Biocomposites developers brought in $108.9 million in a mere nine transactions. This category includes bioplastic blends, some starch plastics, and bio-based foams, from the likes of Cereplast, EcoSynthetix, Ecovative Design, and Entropy Resins. Because of the relatively simple nature of these technologies, VCs often don’t see them as investment opportunities – forcing companies like SoyWorks and Biop Biopolymer to find other sources of funding.

Source: Lux Research report “Seeding Investment in the Next Crop of Bio-Based Materials and Chemicals.”

Investors pump $930 million into alternative fuel technologies

Graphic of the WeekIn 2010, investors gave $930 million to alternative fuels start-ups, a four-year low. However, investment climbed dramatically to an all-time high of $698 million for companies with flexible technologies that can use a variety of feedstocks or generate diverse end products. Flexibility increases a technology’s addressable market, provides secondary revenue streams, and unshackles technologies from price volatility.

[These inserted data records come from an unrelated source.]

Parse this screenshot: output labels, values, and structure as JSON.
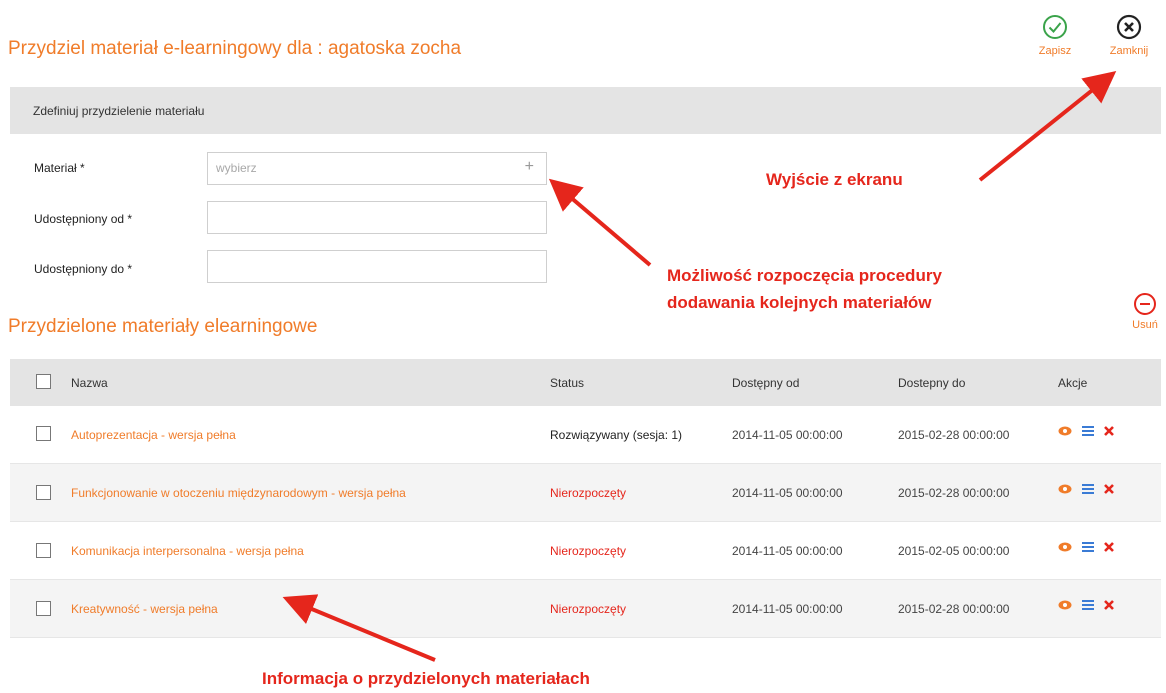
{
  "header": {
    "title": "Przydziel materiał e-learningowy dla : agatoska zocha"
  },
  "toolbar": {
    "save_label": "Zapisz",
    "close_label": "Zamknij",
    "remove_label": "Usuń"
  },
  "define_section": {
    "title": "Zdefiniuj przydzielenie materiału"
  },
  "form": {
    "material_label": "Materiał *",
    "material_placeholder": "wybierz",
    "material_add_icon": "+",
    "from_label": "Udostępniony od *",
    "to_label": "Udostępniony do *"
  },
  "assigned_section": {
    "title": "Przydzielone materiały elearningowe"
  },
  "table": {
    "headers": {
      "name": "Nazwa",
      "status": "Status",
      "from": "Dostępny od",
      "to": "Dostepny do",
      "actions": "Akcje"
    },
    "rows": [
      {
        "name": "Autoprezentacja - wersja pełna",
        "status": "Rozwiązywany (sesja: 1)",
        "from": "2014-11-05 00:00:00",
        "to": "2015-02-28 00:00:00"
      },
      {
        "name": "Funkcjonowanie w otoczeniu międzynarodowym - wersja pełna",
        "status": "Nierozpoczęty",
        "from": "2014-11-05 00:00:00",
        "to": "2015-02-28 00:00:00"
      },
      {
        "name": "Komunikacja interpersonalna - wersja pełna",
        "status": "Nierozpoczęty",
        "from": "2014-11-05 00:00:00",
        "to": "2015-02-05 00:00:00"
      },
      {
        "name": "Kreatywność - wersja pełna",
        "status": "Nierozpoczęty",
        "from": "2014-11-05 00:00:00",
        "to": "2015-02-28 00:00:00"
      }
    ]
  },
  "annotations": {
    "exit": "Wyjście z ekranu",
    "add_line1": "Możliwość rozpoczęcia procedury",
    "add_line2": "dodawania kolejnych materiałów",
    "info": "Informacja o przydzielonych materiałach"
  },
  "icons": {
    "save": "check-circle-icon",
    "close": "x-circle-icon",
    "remove": "minus-circle-icon",
    "view": "eye-icon",
    "details": "list-icon",
    "delete": "x-icon"
  },
  "colors": {
    "accent": "#f07c2a",
    "save_green": "#3aa34a",
    "status_red": "#e5261c",
    "annotation_red": "#e5261c",
    "list_blue": "#3a7bd5"
  }
}
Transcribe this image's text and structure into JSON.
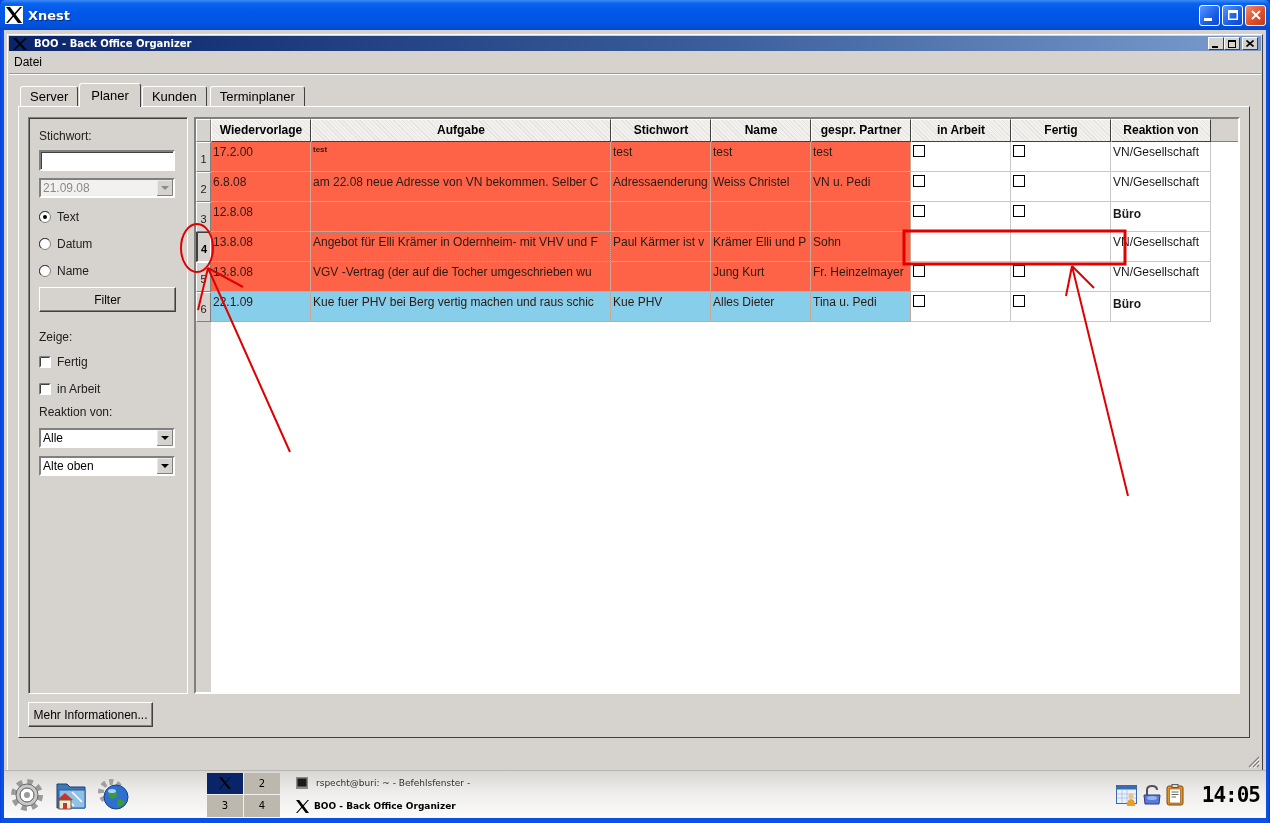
{
  "outer_window": {
    "title": "Xnest"
  },
  "app_window": {
    "title": "BOO - Back Office Organizer"
  },
  "menu": [
    "Datei"
  ],
  "tabs": [
    {
      "label": "Server",
      "selected": false
    },
    {
      "label": "Planer",
      "selected": true
    },
    {
      "label": "Kunden",
      "selected": false
    },
    {
      "label": "Terminplaner",
      "selected": false
    }
  ],
  "filter_panel": {
    "keyword_label": "Stichwort:",
    "date_field": {
      "value": "21.09.08",
      "disabled": true
    },
    "search_by": [
      {
        "label": "Text",
        "selected": true
      },
      {
        "label": "Datum",
        "selected": false
      },
      {
        "label": "Name",
        "selected": false
      }
    ],
    "filter_button": "Filter",
    "show_label": "Zeige:",
    "show_options": [
      {
        "label": "Fertig",
        "checked": false
      },
      {
        "label": "in Arbeit",
        "checked": false
      }
    ],
    "reaction_label": "Reaktion von:",
    "reaction_select": {
      "value": "Alle"
    },
    "sort_select": {
      "value": "Alte oben"
    }
  },
  "table": {
    "columns": [
      "Wiedervorlage",
      "Aufgabe",
      "Stichwort",
      "Name",
      "gespr. Partner",
      "in Arbeit",
      "Fertig",
      "Reaktion von"
    ],
    "rows": [
      {
        "number": "1",
        "selected": false,
        "color": "#ff6347",
        "cells": [
          {
            "kind": "text",
            "text": "17.2.00",
            "focused": false
          },
          {
            "kind": "small",
            "text": "test",
            "focused": false
          },
          {
            "kind": "text",
            "text": "test",
            "focused": false
          },
          {
            "kind": "text",
            "text": "test",
            "focused": false
          },
          {
            "kind": "text",
            "text": "test",
            "focused": false
          }
        ],
        "in_arbeit": {
          "checked": false
        },
        "fertig": {
          "checked": false
        },
        "reaktion_von": {
          "text": "VN/Gesellschaft",
          "bold": false
        }
      },
      {
        "number": "2",
        "selected": false,
        "color": "#ff6347",
        "cells": [
          {
            "kind": "text",
            "text": "6.8.08",
            "focused": false
          },
          {
            "kind": "text",
            "text": "am 22.08 neue Adresse von VN bekommen. Selber C",
            "focused": false
          },
          {
            "kind": "text",
            "text": "Adressaenderung",
            "focused": false
          },
          {
            "kind": "text",
            "text": "Weiss Christel",
            "focused": false
          },
          {
            "kind": "text",
            "text": "VN u. Pedi",
            "focused": false
          }
        ],
        "in_arbeit": {
          "checked": false
        },
        "fertig": {
          "checked": false
        },
        "reaktion_von": {
          "text": "VN/Gesellschaft",
          "bold": false
        }
      },
      {
        "number": "3",
        "selected": false,
        "color": "#ff6347",
        "cells": [
          {
            "kind": "text",
            "text": "12.8.08",
            "focused": false
          },
          {
            "kind": "text",
            "focused": false
          },
          {
            "kind": "text",
            "focused": false
          },
          {
            "kind": "text",
            "focused": false
          },
          {
            "kind": "text",
            "focused": false
          }
        ],
        "in_arbeit": {
          "checked": false
        },
        "fertig": {
          "checked": false
        },
        "reaktion_von": {
          "text": "Büro",
          "bold": true
        }
      },
      {
        "number": "4",
        "selected": true,
        "color": "#ff6347",
        "cells": [
          {
            "kind": "text",
            "text": "13.8.08",
            "focused": false
          },
          {
            "kind": "text",
            "text": "Angebot für Elli Krämer in Odernheim- mit VHV und F",
            "focused": true
          },
          {
            "kind": "text",
            "text": "Paul Kärmer ist v",
            "focused": false
          },
          {
            "kind": "text",
            "text": "Krämer Elli und P",
            "focused": false
          },
          {
            "kind": "text",
            "text": "Sohn",
            "focused": false
          }
        ],
        "reaktion_von": {
          "text": "VN/Gesellschaft",
          "bold": false
        }
      },
      {
        "number": "5",
        "selected": false,
        "color": "#ff6347",
        "cells": [
          {
            "kind": "text",
            "text": "13.8.08",
            "focused": false
          },
          {
            "kind": "text",
            "text": "VGV -Vertrag (der auf die Tocher umgeschrieben wu",
            "focused": false
          },
          {
            "kind": "text",
            "focused": false
          },
          {
            "kind": "text",
            "text": "Jung Kurt",
            "focused": false
          },
          {
            "kind": "text",
            "text": "Fr. Heinzelmayer",
            "focused": false
          }
        ],
        "in_arbeit": {
          "checked": false
        },
        "fertig": {
          "checked": false
        },
        "reaktion_von": {
          "text": "VN/Gesellschaft",
          "bold": false
        }
      },
      {
        "number": "6",
        "selected": false,
        "color": "#87ceeb",
        "cells": [
          {
            "kind": "text",
            "text": "22.1.09",
            "focused": false
          },
          {
            "kind": "text",
            "text": "Kue fuer PHV bei Berg vertig machen und raus schic",
            "focused": false
          },
          {
            "kind": "text",
            "text": "Kue PHV",
            "focused": false
          },
          {
            "kind": "text",
            "text": "Alles Dieter",
            "focused": false
          },
          {
            "kind": "text",
            "text": "Tina u. Pedi",
            "focused": false
          }
        ],
        "in_arbeit": {
          "checked": false
        },
        "fertig": {
          "checked": false
        },
        "reaktion_von": {
          "text": "Büro",
          "bold": true
        }
      }
    ]
  },
  "more_info_button": "Mehr Informationen...",
  "taskbar": {
    "pager": [
      {
        "selected": true
      },
      {
        "label": "2",
        "selected": false
      },
      {
        "label": "3",
        "selected": false
      },
      {
        "label": "4",
        "selected": false
      }
    ],
    "tasks": [
      {
        "kind": "terminal",
        "title": "rspecht@buri: ~ - Befehlsfenster -",
        "active": false
      },
      {
        "kind": "x11",
        "title": "BOO - Back Office Organizer",
        "active": true
      }
    ],
    "clock": "14:05"
  }
}
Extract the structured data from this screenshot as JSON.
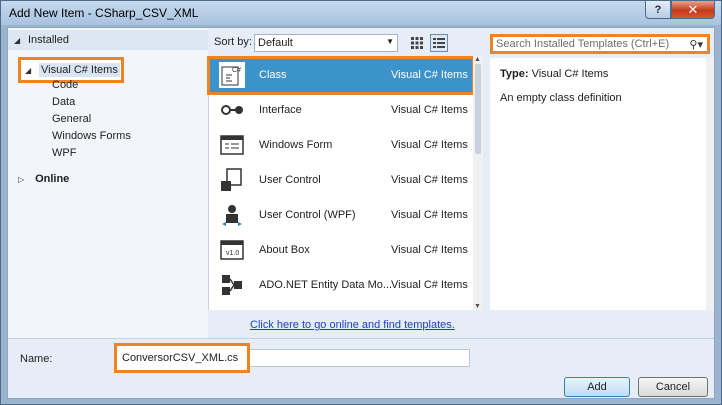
{
  "window": {
    "title": "Add New Item - CSharp_CSV_XML",
    "help_label": "?",
    "close_label": "✕"
  },
  "tree": {
    "installed": "Installed",
    "selected": "Visual C# Items",
    "children": [
      "Code",
      "Data",
      "General",
      "Windows Forms",
      "WPF"
    ],
    "online": "Online"
  },
  "toolbar": {
    "sort_label": "Sort by:",
    "sort_value": "Default",
    "search_placeholder": "Search Installed Templates (Ctrl+E)"
  },
  "templates": [
    {
      "name": "Class",
      "category": "Visual C# Items",
      "icon": "class-icon",
      "selected": true
    },
    {
      "name": "Interface",
      "category": "Visual C# Items",
      "icon": "interface-icon"
    },
    {
      "name": "Windows Form",
      "category": "Visual C# Items",
      "icon": "windows-form-icon"
    },
    {
      "name": "User Control",
      "category": "Visual C# Items",
      "icon": "user-control-icon"
    },
    {
      "name": "User Control (WPF)",
      "category": "Visual C# Items",
      "icon": "user-control-wpf-icon"
    },
    {
      "name": "About Box",
      "category": "Visual C# Items",
      "icon": "about-box-icon"
    },
    {
      "name": "ADO.NET Entity Data Mo...",
      "category": "Visual C# Items",
      "icon": "entity-data-model-icon"
    }
  ],
  "online_link": "Click here to go online and find templates.",
  "details": {
    "type_label": "Type:",
    "type_value": "Visual C# Items",
    "description": "An empty class definition"
  },
  "bottom": {
    "name_label": "Name:",
    "name_value": "ConversorCSV_XML.cs",
    "add_label": "Add",
    "cancel_label": "Cancel"
  },
  "colors": {
    "highlight_border": "#f08321",
    "selection": "#3c93cb",
    "link": "#1a3fd0"
  }
}
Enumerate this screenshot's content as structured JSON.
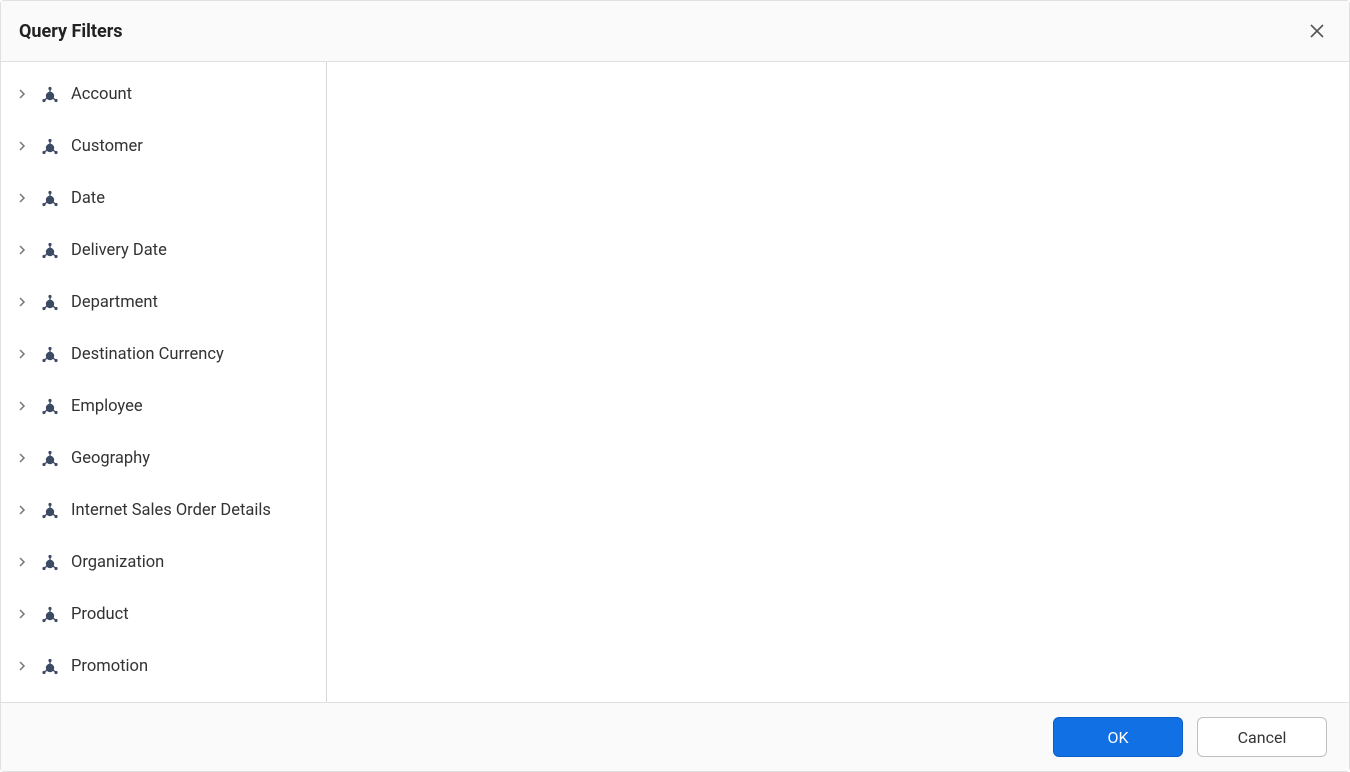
{
  "header": {
    "title": "Query Filters"
  },
  "sidebar": {
    "items": [
      {
        "label": "Account"
      },
      {
        "label": "Customer"
      },
      {
        "label": "Date"
      },
      {
        "label": "Delivery Date"
      },
      {
        "label": "Department"
      },
      {
        "label": "Destination Currency"
      },
      {
        "label": "Employee"
      },
      {
        "label": "Geography"
      },
      {
        "label": "Internet Sales Order Details"
      },
      {
        "label": "Organization"
      },
      {
        "label": "Product"
      },
      {
        "label": "Promotion"
      }
    ]
  },
  "footer": {
    "ok_label": "OK",
    "cancel_label": "Cancel"
  }
}
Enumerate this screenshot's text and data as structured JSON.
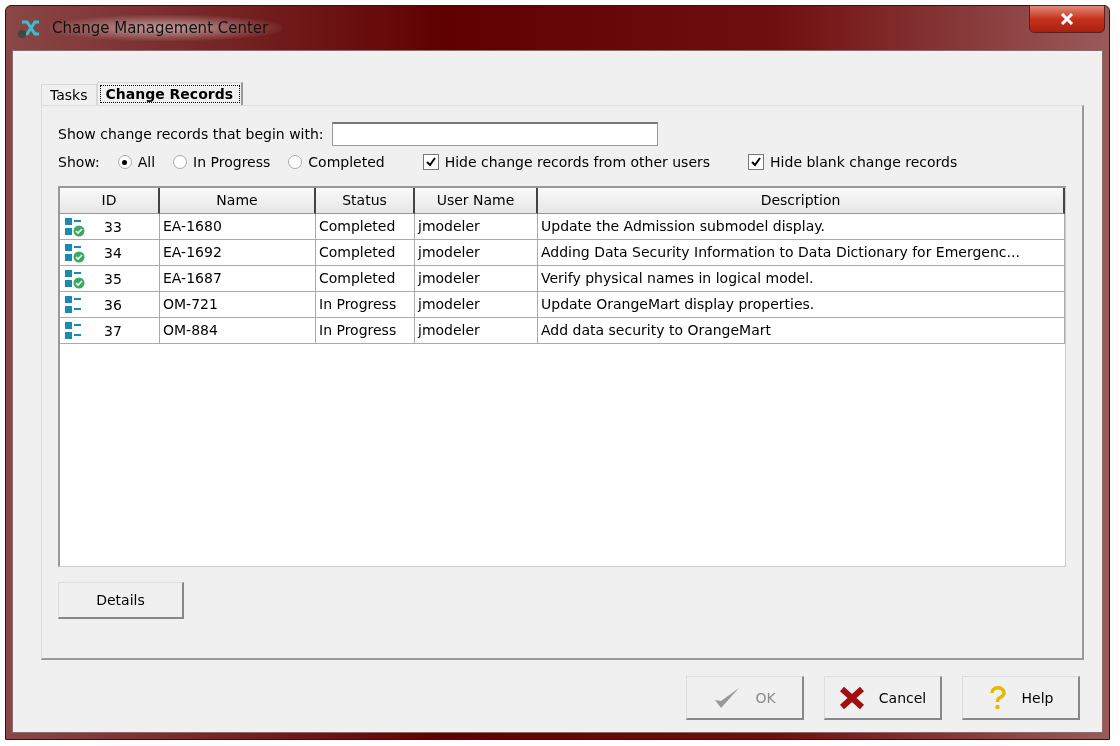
{
  "window": {
    "title": "Change Management Center"
  },
  "tabs": [
    {
      "label": "Tasks",
      "selected": false
    },
    {
      "label": "Change Records",
      "selected": true
    }
  ],
  "filter": {
    "label": "Show change records that begin with:"
  },
  "show": {
    "label": "Show:",
    "options": [
      {
        "label": "All",
        "selected": true
      },
      {
        "label": "In Progress",
        "selected": false
      },
      {
        "label": "Completed",
        "selected": false
      }
    ]
  },
  "checkboxes": [
    {
      "label": "Hide change records from other users",
      "checked": true
    },
    {
      "label": "Hide blank change records",
      "checked": true
    }
  ],
  "table": {
    "columns": [
      "ID",
      "Name",
      "Status",
      "User Name",
      "Description"
    ],
    "rows": [
      {
        "kind": "completed",
        "id": "33",
        "name": "EA-1680",
        "status": "Completed",
        "user": "jmodeler",
        "description": "Update the Admission submodel display."
      },
      {
        "kind": "completed",
        "id": "34",
        "name": "EA-1692",
        "status": "Completed",
        "user": "jmodeler",
        "description": "Adding Data Security Information to Data Dictionary for Emergenc..."
      },
      {
        "kind": "completed",
        "id": "35",
        "name": "EA-1687",
        "status": "Completed",
        "user": "jmodeler",
        "description": "Verify physical names in logical model."
      },
      {
        "kind": "progress",
        "id": "36",
        "name": "OM-721",
        "status": "In Progress",
        "user": "jmodeler",
        "description": "Update OrangeMart display properties."
      },
      {
        "kind": "progress",
        "id": "37",
        "name": "OM-884",
        "status": "In Progress",
        "user": "jmodeler",
        "description": "Add data security to OrangeMart"
      }
    ]
  },
  "details_button": "Details",
  "buttons": [
    {
      "kind": "ok",
      "label": "OK",
      "disabled": true
    },
    {
      "kind": "cancel",
      "label": "Cancel",
      "disabled": false
    },
    {
      "kind": "help",
      "label": "Help",
      "disabled": false
    }
  ]
}
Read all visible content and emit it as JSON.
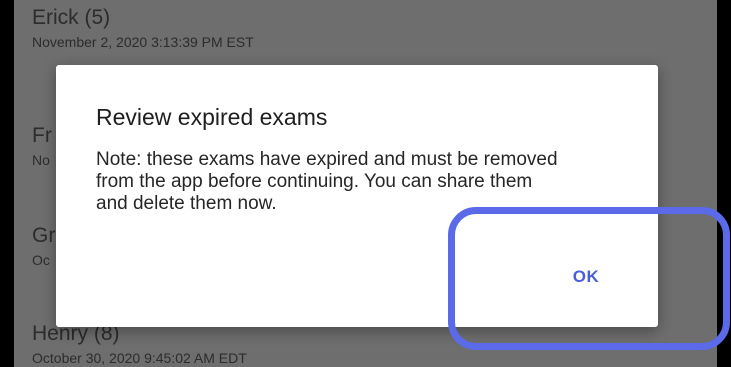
{
  "exam_list": {
    "items": [
      {
        "name": "Erick (5)",
        "date": "November 2, 2020 3:13:39 PM EST"
      },
      {
        "name": "Fr",
        "date": "No"
      },
      {
        "name": "Gr",
        "date": "Oc"
      },
      {
        "name": "Henry (8)",
        "date": "October 30, 2020 9:45:02 AM EDT"
      }
    ]
  },
  "dialog": {
    "title": "Review expired exams",
    "body": "Note: these exams have expired and must be removed from the app before continuing. You can share them and delete them now.",
    "ok_label": "OK"
  },
  "colors": {
    "accent": "#4a5ed6",
    "highlight_ring": "#5a6ae8",
    "scrim_background": "#6e6e6e"
  }
}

Specifically, synthetic biology start-ups – which develop novel organisms ranging from Escherichia coli (E. coli) to yeast – have attracted the most funding since 2004: $1.84 billion or 28.4% of the total. Investment dipped just 16.7% from $436.5 million in 2007 to $358.3 million in 2009, and investments actually peaked last year at $447.0 million, representing 25% growth over 2009. Driving this growth were companies with novel and flexible technologies to make both fuels and chemicals, such as Solazyme ($60 million Series D), LanzaTech ($18 million Series B), and LS9 ($30 million Series D). Since those 2010 transactions, Solazyme and several other venture-backed companies in the space have launched successful IPOs (Client registration required).

But investors shouldn’t ignore other flexible technologies. Investment in thermochemical processes (pyrolysis, gasification, torrefaction) did not trail far behind synbio. Technologies in this category account for 43.3% of the funding thus far in 2011. Representative companies include Virent and Elevance, whose catalytic processes produce a range of fuels, rubbers, oils, and plastics. Technologies capable of using agricultural, solid, or gaseous waste, such as LanzaTech, GlycosBio, and Ignite Energy, present further opportunities for investors.